“He is a leader, but a leader of the party. It's the energy of the evening,” he said.

This time, compared to the Barber of Seville offered on webcast, there will be an audience in the room.

“It makes me happy to finally be able to be heard by people in the city where I grew up, and other than by video. Singing in front of an audience makes all the difference,” noted the young singer, who was one of the nine finalists in the 2022 edition of the Paris Opera’s Ciopera competition.

With soprano Geneviève Dompierre-Smith and pianist Jean-François Mailloux, William Desbiens is part of the Brigade lyrique, which will offer free, every lunchtime throughout the Festival, famous opera arias.

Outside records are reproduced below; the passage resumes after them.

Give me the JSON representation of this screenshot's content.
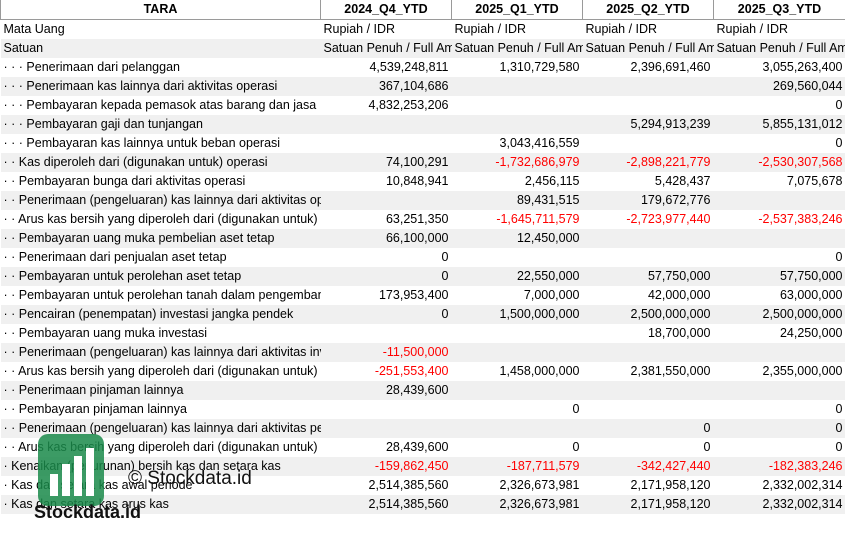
{
  "header": {
    "label_col": "TARA",
    "periods": [
      "2024_Q4_YTD",
      "2025_Q1_YTD",
      "2025_Q2_YTD",
      "2025_Q3_YTD"
    ]
  },
  "meta_rows": [
    {
      "label": "Mata Uang",
      "values": [
        "Rupiah / IDR",
        "Rupiah / IDR",
        "Rupiah / IDR",
        "Rupiah / IDR"
      ]
    },
    {
      "label": "Satuan",
      "values": [
        "Satuan Penuh / Full Amount",
        "Satuan Penuh / Full Amount",
        "Satuan Penuh / Full Amount",
        "Satuan Penuh / Full Amount"
      ]
    }
  ],
  "rows": [
    {
      "label": "· · · Penerimaan dari pelanggan",
      "values": [
        "4,539,248,811",
        "1,310,729,580",
        "2,396,691,460",
        "3,055,263,400"
      ]
    },
    {
      "label": "· · · Penerimaan kas lainnya dari aktivitas operasi",
      "values": [
        "367,104,686",
        "",
        "",
        "269,560,044"
      ]
    },
    {
      "label": "· · · Pembayaran kepada pemasok atas barang dan jasa",
      "values": [
        "4,832,253,206",
        "",
        "",
        "0"
      ]
    },
    {
      "label": "· · · Pembayaran gaji dan tunjangan",
      "values": [
        "",
        "",
        "5,294,913,239",
        "5,855,131,012"
      ]
    },
    {
      "label": "· · · Pembayaran kas lainnya untuk beban operasi",
      "values": [
        "",
        "3,043,416,559",
        "",
        "0"
      ]
    },
    {
      "label": "· · Kas diperoleh dari (digunakan untuk) operasi",
      "values": [
        "74,100,291",
        "-1,732,686,979",
        "-2,898,221,779",
        "-2,530,307,568"
      ]
    },
    {
      "label": "· · Pembayaran bunga dari aktivitas operasi",
      "values": [
        "10,848,941",
        "2,456,115",
        "5,428,437",
        "7,075,678"
      ]
    },
    {
      "label": "· · Penerimaan (pengeluaran) kas lainnya dari aktivitas operasi",
      "values": [
        "",
        "89,431,515",
        "179,672,776",
        ""
      ]
    },
    {
      "label": "· · Arus kas bersih yang diperoleh dari (digunakan untuk) aktivitas operasi",
      "values": [
        "63,251,350",
        "-1,645,711,579",
        "-2,723,977,440",
        "-2,537,383,246"
      ]
    },
    {
      "label": "· · Pembayaran uang muka pembelian aset tetap",
      "values": [
        "66,100,000",
        "12,450,000",
        "",
        ""
      ]
    },
    {
      "label": "· · Penerimaan dari penjualan aset tetap",
      "values": [
        "0",
        "",
        "",
        "0"
      ]
    },
    {
      "label": "· · Pembayaran untuk perolehan aset tetap",
      "values": [
        "0",
        "22,550,000",
        "57,750,000",
        "57,750,000"
      ]
    },
    {
      "label": "· · Pembayaran untuk perolehan tanah dalam pengembangan",
      "values": [
        "173,953,400",
        "7,000,000",
        "42,000,000",
        "63,000,000"
      ]
    },
    {
      "label": "· · Pencairan (penempatan) investasi jangka pendek",
      "values": [
        "0",
        "1,500,000,000",
        "2,500,000,000",
        "2,500,000,000"
      ]
    },
    {
      "label": "· · Pembayaran uang muka investasi",
      "values": [
        "",
        "",
        "18,700,000",
        "24,250,000"
      ]
    },
    {
      "label": "· · Penerimaan (pengeluaran) kas lainnya dari aktivitas investasi",
      "values": [
        "-11,500,000",
        "",
        "",
        ""
      ]
    },
    {
      "label": "· · Arus kas bersih yang diperoleh dari (digunakan untuk) aktivitas investasi",
      "values": [
        "-251,553,400",
        "1,458,000,000",
        "2,381,550,000",
        "2,355,000,000"
      ]
    },
    {
      "label": "· · Penerimaan pinjaman lainnya",
      "values": [
        "28,439,600",
        "",
        "",
        ""
      ]
    },
    {
      "label": "· · Pembayaran pinjaman lainnya",
      "values": [
        "",
        "0",
        "",
        "0"
      ]
    },
    {
      "label": "· · Penerimaan (pengeluaran) kas lainnya dari aktivitas pendanaan",
      "values": [
        "",
        "",
        "0",
        "0"
      ]
    },
    {
      "label": "· · Arus kas bersih yang diperoleh dari (digunakan untuk) aktivitas pendanaan",
      "values": [
        "28,439,600",
        "0",
        "0",
        "0"
      ]
    },
    {
      "label": "· Kenaikan (penurunan) bersih kas dan setara kas",
      "values": [
        "-159,862,450",
        "-187,711,579",
        "-342,427,440",
        "-182,383,246"
      ]
    },
    {
      "label": "· Kas dan setara kas awal periode",
      "values": [
        "2,514,385,560",
        "2,326,673,981",
        "2,171,958,120",
        "2,332,002,314"
      ]
    },
    {
      "label": "· Kas dan setara kas arus kas",
      "values": [
        "2,514,385,560",
        "2,326,673,981",
        "2,171,958,120",
        "2,332,002,314"
      ]
    }
  ],
  "watermark": {
    "copyright": "© Stockdata.id",
    "brand": "Stockdata.id",
    "logo_icon": "bar-chart-logo-icon",
    "brand_color": "#1a8a4a"
  },
  "colors": {
    "negative": "#ff0000"
  }
}
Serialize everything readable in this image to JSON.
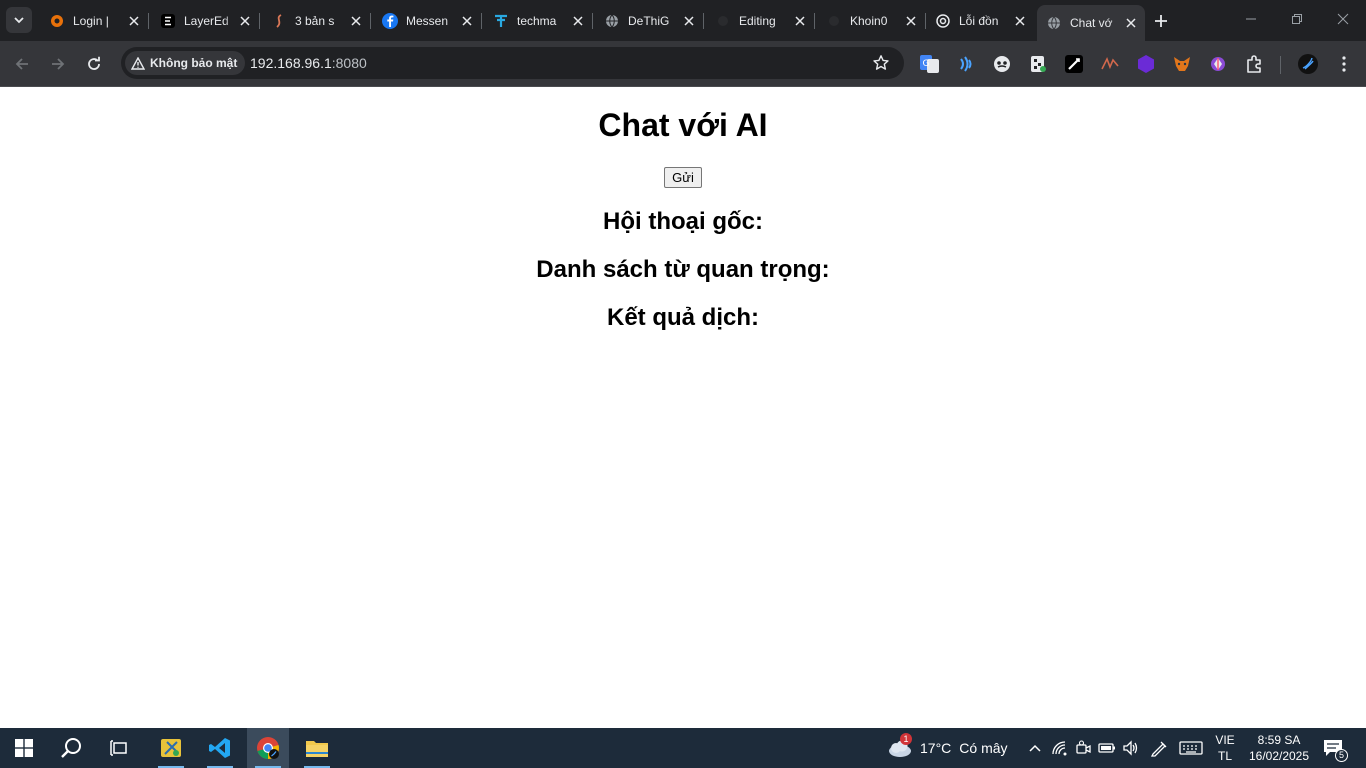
{
  "browser": {
    "tabs": [
      {
        "title": "Login |",
        "icon": "orange-ring-icon"
      },
      {
        "title": "LayerEd",
        "icon": "e-logo-icon"
      },
      {
        "title": "3 bản s",
        "icon": "swirl-icon"
      },
      {
        "title": "Messen",
        "icon": "facebook-icon"
      },
      {
        "title": "techma",
        "icon": "t-logo-icon"
      },
      {
        "title": "DeThiG",
        "icon": "globe-icon"
      },
      {
        "title": "Editing",
        "icon": "dark-dot-icon"
      },
      {
        "title": "Khoin0",
        "icon": "dark-dot-icon"
      },
      {
        "title": "Lỗi đồn",
        "icon": "openai-icon"
      },
      {
        "title": "Chat vớ",
        "icon": "globe-icon",
        "active": true
      }
    ],
    "security_label": "Không bảo mật",
    "url_host": "192.168.96.1",
    "url_rest": ":8080"
  },
  "page": {
    "title": "Chat với AI",
    "send_label": "Gửi",
    "headings": {
      "original": "Hội thoại gốc:",
      "keywords": "Danh sách từ quan trọng:",
      "translation": "Kết quả dịch:"
    }
  },
  "taskbar": {
    "weather_badge": "1",
    "temperature": "17°C",
    "weather_desc": "Có mây",
    "lang_line1": "VIE",
    "lang_line2": "TL",
    "time": "8:59 SA",
    "date": "16/02/2025",
    "notification_count": "5"
  },
  "colors": {
    "tabstrip_bg": "#202124",
    "toolbar_bg": "#35363a",
    "taskbar_bg": "#1d2b3a",
    "accent_blue": "#76b9ed"
  }
}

“I look forward to working with Geneviève and bringing the opera to real life in places in Quebec and everywhere,” he said.

Baritone Dominic Veilleux, mezzo-soprano Rachèle Tremblay and Jean-François Mailloux will do the same with excerpts from operettas, at 5 p.m. and 6 p.m. 

The list of places visited is online on

♦ The Merry Widow will launch, this Sunday evening, at La Bordered, the 11th edition of the Opera Festival. There will also be performances on Tuesday and Wednesday.

Some outings from the Brigade

  • 24 JULY | Parc de l'Amérique-Française (noon and 6 p.m.)
  • JULY 25 | Domaine Cataraqui (noon and 5 p.m.)
  • JULY 27 | Parc des Moulins (noon and 5 p.m.)
  • JULY 31 | Forecourt of Saint-Roch Church (noon and 5 p.m.)
  • 1st AUGUST | Place Royale (noon and 5 p.m.)
  • 4 AUGUST | Place Limouloise (noon and 5 p.m.)